Tell how many lines in the records contain the word "backup"; the number alone is the answer.

[RECORD SET]

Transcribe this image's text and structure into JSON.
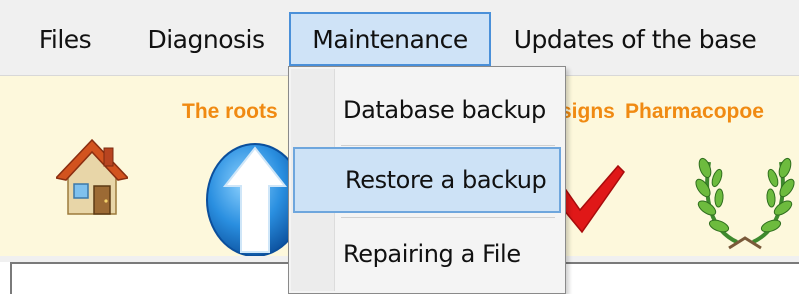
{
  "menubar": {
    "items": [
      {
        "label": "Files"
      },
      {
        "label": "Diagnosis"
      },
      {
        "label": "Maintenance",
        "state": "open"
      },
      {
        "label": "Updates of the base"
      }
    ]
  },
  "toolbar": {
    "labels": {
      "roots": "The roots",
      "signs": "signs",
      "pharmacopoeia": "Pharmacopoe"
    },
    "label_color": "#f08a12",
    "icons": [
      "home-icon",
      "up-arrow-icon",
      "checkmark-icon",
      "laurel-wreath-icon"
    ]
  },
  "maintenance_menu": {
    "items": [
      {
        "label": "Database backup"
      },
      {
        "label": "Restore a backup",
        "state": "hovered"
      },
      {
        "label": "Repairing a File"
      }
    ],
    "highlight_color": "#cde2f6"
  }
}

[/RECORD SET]

* [RESPONSE TO THIS EXERCISE]
2